- _Listed entries_
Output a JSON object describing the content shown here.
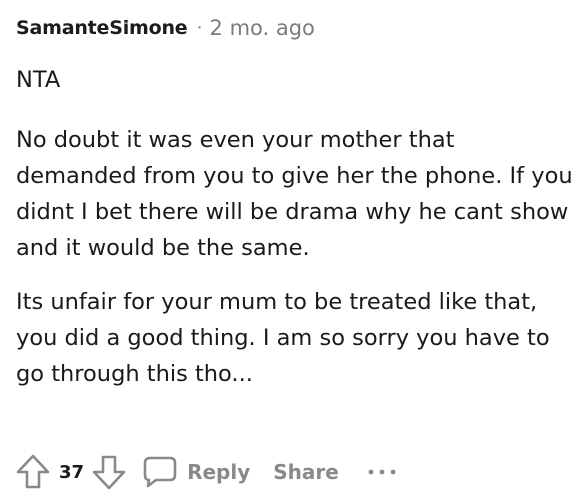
{
  "comment": {
    "author": "SamanteSimone",
    "separator": "·",
    "timestamp": "2 mo. ago",
    "paragraphs": [
      "NTA",
      "No doubt it was even your mother that demanded from you to give her the phone. If you didnt I bet there will be drama why he cant show and it would be the same.",
      "Its unfair for your mum to be treated like that, you did a good thing. I am so sorry you have to go through this tho..."
    ]
  },
  "actions": {
    "upvote_icon": "arrow-up-icon",
    "vote_count": "37",
    "downvote_icon": "arrow-down-icon",
    "reply_icon": "speech-bubble-icon",
    "reply_label": "Reply",
    "share_label": "Share",
    "more_icon": "ellipsis-icon"
  },
  "colors": {
    "text": "#1a1a1b",
    "muted": "#878a8c",
    "background": "#ffffff"
  }
}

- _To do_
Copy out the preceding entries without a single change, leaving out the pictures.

- _Expected output_
Output a JSON object describing the content shown here.
{
  "comment": {
    "author": "SamanteSimone",
    "separator": "·",
    "timestamp": "2 mo. ago",
    "paragraphs": [
      "NTA",
      "No doubt it was even your mother that demanded from you to give her the phone. If you didnt I bet there will be drama why he cant show and it would be the same.",
      "Its unfair for your mum to be treated like that, you did a good thing. I am so sorry you have to go through this tho..."
    ]
  },
  "actions": {
    "upvote_icon": "arrow-up-icon",
    "vote_count": "37",
    "downvote_icon": "arrow-down-icon",
    "reply_icon": "speech-bubble-icon",
    "reply_label": "Reply",
    "share_label": "Share",
    "more_icon": "ellipsis-icon"
  },
  "colors": {
    "text": "#1a1a1b",
    "muted": "#878a8c",
    "background": "#ffffff"
  }
}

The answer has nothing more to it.